» **What you have to do**
Where the lines below hold images, skip those and copy every word exactly.

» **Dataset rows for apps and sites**
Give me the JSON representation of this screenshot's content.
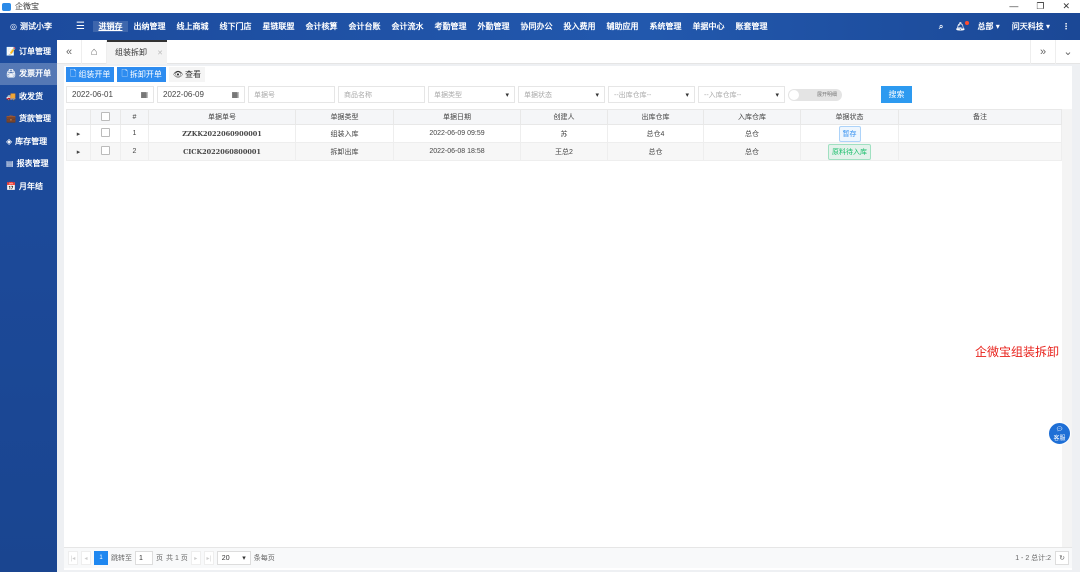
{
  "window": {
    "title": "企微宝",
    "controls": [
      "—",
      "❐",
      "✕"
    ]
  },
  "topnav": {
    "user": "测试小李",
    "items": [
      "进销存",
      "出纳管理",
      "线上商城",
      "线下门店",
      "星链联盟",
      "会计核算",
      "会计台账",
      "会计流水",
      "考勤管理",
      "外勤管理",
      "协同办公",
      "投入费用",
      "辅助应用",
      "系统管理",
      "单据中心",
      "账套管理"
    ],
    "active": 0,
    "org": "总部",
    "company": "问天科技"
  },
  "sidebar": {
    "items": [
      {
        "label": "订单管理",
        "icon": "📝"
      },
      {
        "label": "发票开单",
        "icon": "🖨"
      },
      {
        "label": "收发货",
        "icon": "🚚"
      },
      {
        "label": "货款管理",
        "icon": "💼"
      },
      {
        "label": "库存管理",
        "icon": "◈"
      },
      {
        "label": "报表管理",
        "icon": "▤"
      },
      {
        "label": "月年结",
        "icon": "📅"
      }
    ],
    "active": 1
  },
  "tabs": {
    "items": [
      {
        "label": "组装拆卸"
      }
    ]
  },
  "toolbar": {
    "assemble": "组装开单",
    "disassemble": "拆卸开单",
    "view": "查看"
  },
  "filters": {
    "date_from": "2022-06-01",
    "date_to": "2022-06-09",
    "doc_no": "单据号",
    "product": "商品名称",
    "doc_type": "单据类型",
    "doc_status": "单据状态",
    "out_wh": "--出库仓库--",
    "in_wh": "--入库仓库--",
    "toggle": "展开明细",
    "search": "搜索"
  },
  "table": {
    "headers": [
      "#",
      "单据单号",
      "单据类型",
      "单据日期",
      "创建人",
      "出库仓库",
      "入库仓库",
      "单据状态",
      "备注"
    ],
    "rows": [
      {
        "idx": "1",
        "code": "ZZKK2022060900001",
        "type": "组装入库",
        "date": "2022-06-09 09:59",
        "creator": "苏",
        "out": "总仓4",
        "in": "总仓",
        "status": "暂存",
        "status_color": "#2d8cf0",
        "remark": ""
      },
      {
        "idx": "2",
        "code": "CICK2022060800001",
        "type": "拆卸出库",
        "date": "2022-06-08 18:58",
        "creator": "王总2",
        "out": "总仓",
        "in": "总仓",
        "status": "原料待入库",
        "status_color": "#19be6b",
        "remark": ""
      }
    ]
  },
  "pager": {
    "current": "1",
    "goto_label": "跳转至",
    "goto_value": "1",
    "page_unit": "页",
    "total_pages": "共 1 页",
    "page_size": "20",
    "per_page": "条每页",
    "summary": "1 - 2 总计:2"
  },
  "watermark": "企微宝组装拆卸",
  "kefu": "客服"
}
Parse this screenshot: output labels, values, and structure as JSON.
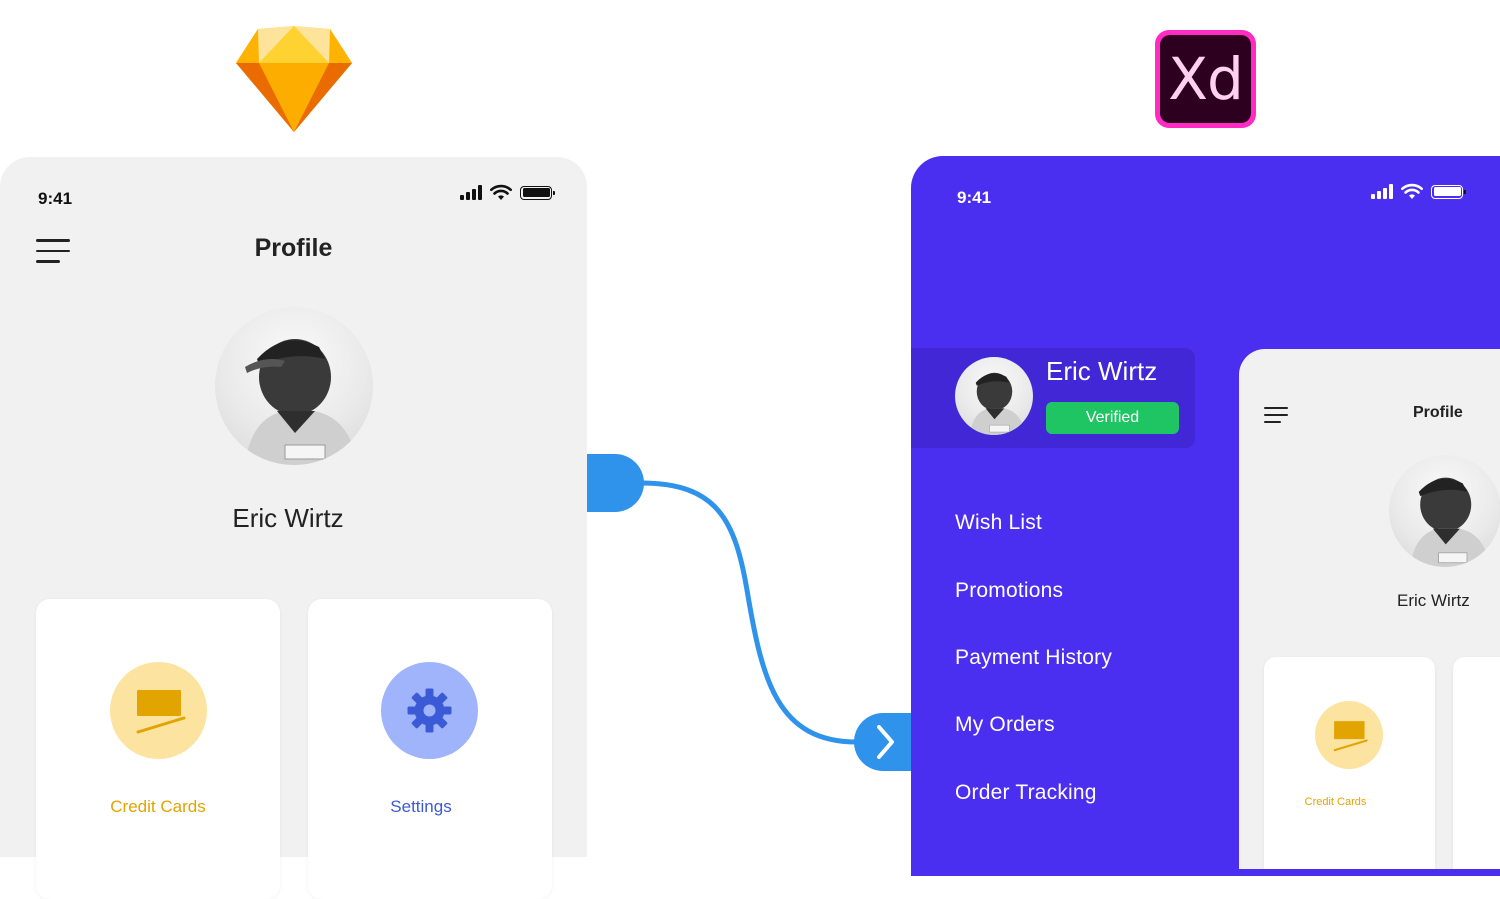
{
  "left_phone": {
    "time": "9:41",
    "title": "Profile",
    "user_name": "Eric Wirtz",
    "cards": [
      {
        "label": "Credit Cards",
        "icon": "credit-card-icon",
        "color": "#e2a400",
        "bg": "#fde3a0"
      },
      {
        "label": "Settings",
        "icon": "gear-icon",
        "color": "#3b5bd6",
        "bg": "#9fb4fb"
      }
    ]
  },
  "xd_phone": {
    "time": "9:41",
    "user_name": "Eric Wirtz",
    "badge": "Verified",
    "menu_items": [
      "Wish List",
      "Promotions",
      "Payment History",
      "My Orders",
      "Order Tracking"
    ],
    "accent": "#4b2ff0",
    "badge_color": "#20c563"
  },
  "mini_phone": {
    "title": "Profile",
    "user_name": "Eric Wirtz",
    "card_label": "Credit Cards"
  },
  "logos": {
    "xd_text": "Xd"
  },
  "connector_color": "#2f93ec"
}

» **Reply**
Give me the JSON representation of this screenshot's content.
{
  "window": {
    "title": "企微宝",
    "controls": [
      "—",
      "❐",
      "✕"
    ]
  },
  "topnav": {
    "user": "测试小李",
    "items": [
      "进销存",
      "出纳管理",
      "线上商城",
      "线下门店",
      "星链联盟",
      "会计核算",
      "会计台账",
      "会计流水",
      "考勤管理",
      "外勤管理",
      "协同办公",
      "投入费用",
      "辅助应用",
      "系统管理",
      "单据中心",
      "账套管理"
    ],
    "active": 0,
    "org": "总部",
    "company": "问天科技"
  },
  "sidebar": {
    "items": [
      {
        "label": "订单管理",
        "icon": "📝"
      },
      {
        "label": "发票开单",
        "icon": "🖨"
      },
      {
        "label": "收发货",
        "icon": "🚚"
      },
      {
        "label": "货款管理",
        "icon": "💼"
      },
      {
        "label": "库存管理",
        "icon": "◈"
      },
      {
        "label": "报表管理",
        "icon": "▤"
      },
      {
        "label": "月年结",
        "icon": "📅"
      }
    ],
    "active": 1
  },
  "tabs": {
    "items": [
      {
        "label": "组装拆卸"
      }
    ]
  },
  "toolbar": {
    "assemble": "组装开单",
    "disassemble": "拆卸开单",
    "view": "查看"
  },
  "filters": {
    "date_from": "2022-06-01",
    "date_to": "2022-06-09",
    "doc_no": "单据号",
    "product": "商品名称",
    "doc_type": "单据类型",
    "doc_status": "单据状态",
    "out_wh": "--出库仓库--",
    "in_wh": "--入库仓库--",
    "toggle": "展开明细",
    "search": "搜索"
  },
  "table": {
    "headers": [
      "#",
      "单据单号",
      "单据类型",
      "单据日期",
      "创建人",
      "出库仓库",
      "入库仓库",
      "单据状态",
      "备注"
    ],
    "rows": [
      {
        "idx": "1",
        "code": "ZZKK2022060900001",
        "type": "组装入库",
        "date": "2022-06-09 09:59",
        "creator": "苏",
        "out": "总仓4",
        "in": "总仓",
        "status": "暂存",
        "status_color": "#2d8cf0",
        "remark": ""
      },
      {
        "idx": "2",
        "code": "CICK2022060800001",
        "type": "拆卸出库",
        "date": "2022-06-08 18:58",
        "creator": "王总2",
        "out": "总仓",
        "in": "总仓",
        "status": "原料待入库",
        "status_color": "#19be6b",
        "remark": ""
      }
    ]
  },
  "pager": {
    "current": "1",
    "goto_label": "跳转至",
    "goto_value": "1",
    "page_unit": "页",
    "total_pages": "共 1 页",
    "page_size": "20",
    "per_page": "条每页",
    "summary": "1 - 2 总计:2"
  },
  "watermark": "企微宝组装拆卸",
  "kefu": "客服"
}
Parse this screenshot: output labels, values, and structure as JSON.
{
  "left_phone": {
    "time": "9:41",
    "title": "Profile",
    "user_name": "Eric Wirtz",
    "cards": [
      {
        "label": "Credit Cards",
        "icon": "credit-card-icon",
        "color": "#e2a400",
        "bg": "#fde3a0"
      },
      {
        "label": "Settings",
        "icon": "gear-icon",
        "color": "#3b5bd6",
        "bg": "#9fb4fb"
      }
    ]
  },
  "xd_phone": {
    "time": "9:41",
    "user_name": "Eric Wirtz",
    "badge": "Verified",
    "menu_items": [
      "Wish List",
      "Promotions",
      "Payment History",
      "My Orders",
      "Order Tracking"
    ],
    "accent": "#4b2ff0",
    "badge_color": "#20c563"
  },
  "mini_phone": {
    "title": "Profile",
    "user_name": "Eric Wirtz",
    "card_label": "Credit Cards"
  },
  "logos": {
    "xd_text": "Xd"
  },
  "connector_color": "#2f93ec"
}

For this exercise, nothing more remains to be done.